U.S. Capitol
The U.S. Capitol (Orhan Cam via Shutterstock)
Susan Bigelow head shot
SUSAN BIGELOW

Negotiations over President Joe Biden’s economic agenda, including a massive infrastructure bill and a potentially transformative budget package, are still going on as of this writing, but the gap between moderate and progressive Democrats may prove to be too much. I still believe something will get passed in Washington, but states like Connecticut ought to be ready for the Democrats to mess this thing up big time.

If both infrastructure and the budget go down, the fallout is going to be pretty miserable for Democrats all over the country. Never mind that Biden and the Democratic leadership are trying to do something very difficult with a tiny majority and that getting Democrats to do anything together is like herding cats, it’s still going to be like a psychological bomb going off. Another epic round of blame games will kick off, and if you thought the aftermath of the 2016 election was fun you’ll want to grab your popcorn.

Look, the center and the left in the Democratic Party already dislike and distrust one another. Moderates think the left is unpragmatic, unwilling to compromise, and attached to pie-in-the-sky ideas that they think will never fly. Progressives, on the other hand, are sick and tired of a very small group of moderates gleefully blocking whatever they want to do. This isn’t new, either: Joe Lieberman walked so Joe Manchin can fly.

In states like Connecticut where Democrats actually have comfortable majorities, the splits between the wings of the party could start getting more serious. Maybe that will shake out as bitter primary challenges for legislative seats or constitutional offices or even for governor. Right now, Gov. Ned Lamont looks like he’s in pretty good shape for reelection, but when (if?) the pandemic recedes, his unwillingness to tax his fellow rich people could come back to bite him. 

I mean, it’s not like Lamont is unfamiliar with the idea of a surprisingly strong left-wing primary challenge to an incumbent moderate coming out of nowhere. That’s why he’s governor now, and not just a cable executive in Greenwich. You’d think he’d be aware of the possibility and prepare for it, but somehow I doubt he will.

It’s possible that deep divisions among Democrats could give Republicans an opening, though they are so bad at winning at this point that any gains they make would be entirely incidental. Could somebody like Bob Stefanowski blunder his way into being governor? Sure! Will it be because of anything he actually does or believes? Heck, no!

At issue here is whether a big-tent party can survive when politics is both personal and apocalyptic. If you believe, like I do, that human-caused climate change is an imminent and catastrophically dangerous crisis, then you’ll have trouble understanding why anybody in their right mind would want to slow-walk funding to help combat it. If you believe, like I also do, that infrastructure in this country desperately needs game-changing funding before everything breaks down, you’ll never get why anyone wants to stand in the way to win something else.

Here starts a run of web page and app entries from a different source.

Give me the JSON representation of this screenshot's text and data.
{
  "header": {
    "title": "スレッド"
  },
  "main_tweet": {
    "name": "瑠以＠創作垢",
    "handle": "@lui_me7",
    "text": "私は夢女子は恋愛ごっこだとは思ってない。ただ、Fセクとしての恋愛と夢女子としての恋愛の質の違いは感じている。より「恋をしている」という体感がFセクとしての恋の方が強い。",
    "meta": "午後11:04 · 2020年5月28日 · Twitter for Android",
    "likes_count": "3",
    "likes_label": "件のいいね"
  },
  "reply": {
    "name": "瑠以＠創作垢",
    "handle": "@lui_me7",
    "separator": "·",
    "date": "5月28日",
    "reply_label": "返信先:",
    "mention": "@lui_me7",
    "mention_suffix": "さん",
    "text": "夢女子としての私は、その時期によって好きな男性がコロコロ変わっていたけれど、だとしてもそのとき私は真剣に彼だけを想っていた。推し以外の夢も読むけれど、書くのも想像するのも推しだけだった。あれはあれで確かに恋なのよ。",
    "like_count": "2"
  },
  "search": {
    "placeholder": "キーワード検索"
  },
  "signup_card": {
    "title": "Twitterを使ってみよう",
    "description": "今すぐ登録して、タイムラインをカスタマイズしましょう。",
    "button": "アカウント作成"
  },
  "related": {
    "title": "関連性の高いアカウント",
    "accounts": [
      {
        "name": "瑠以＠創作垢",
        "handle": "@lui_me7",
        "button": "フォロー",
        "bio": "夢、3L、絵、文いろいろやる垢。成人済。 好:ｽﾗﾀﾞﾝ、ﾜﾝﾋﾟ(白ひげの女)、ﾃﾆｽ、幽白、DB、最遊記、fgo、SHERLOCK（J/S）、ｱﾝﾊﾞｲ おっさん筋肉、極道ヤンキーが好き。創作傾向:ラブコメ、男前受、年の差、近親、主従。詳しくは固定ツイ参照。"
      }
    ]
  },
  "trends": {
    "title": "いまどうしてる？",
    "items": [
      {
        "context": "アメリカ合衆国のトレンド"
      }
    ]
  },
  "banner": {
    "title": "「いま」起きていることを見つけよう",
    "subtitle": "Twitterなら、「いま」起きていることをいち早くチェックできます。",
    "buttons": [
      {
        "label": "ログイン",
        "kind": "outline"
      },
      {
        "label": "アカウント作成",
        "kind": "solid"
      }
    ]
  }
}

Aside from the intraparty angst and blame, Democrats will have a harder time seeing themselves as the party that gets things done. This is too bad, because a larger Democratic majority would probably be able to do a lot of the things they want without the drama. Unfortunately, a lot of people who support the Democrats think they ought to be able to do absolutely everything with this razor-thin majority, and they’ll walk away, disgusted, if they don’t get what they want before the next election. Demoralization and demotivation are two of the biggest problems Democrats face.

Meaning Republicans will be back in charge in 2022. Their voters don’t care about getting things done. They just want revenge.

That will mean that instead of a glorious windfall coming from Washington, states like ours can expect absolutely nothing. The federal government will cease to function for another two years, maybe longer. 

Our roads, rails and bridges will still need fixing, though, and climate change is still happening, so we’re going to have to raise some money. Maybe we’ll need to start talking about tolls again, or tax hikes on the wealthiest. Whoever is governor after the 2022 election will face some miserable choices.

I’m still hopeful that Democrats can pull something together to pass over the next few weeks or months. But if they don’t, if Congress and all its broken, flawed systems fail us again, get ready for the pain to be passed on to the rest of us.

Susan Bigelow is an award-winning columnist and the founder of CTLocalPolitics. She lives in Enfield with her wife and their cats.

The views, opinions, positions, or strategies expressed by the author are theirs alone, and do not necessarily reflect the views, opinions, or positions of CTNewsJunkie.com.

Susan Bigelow

Susan Bigelow is an award-winning columnist and the founder of CTLocalPolitics. She lives in Enfield with her wife and their cats.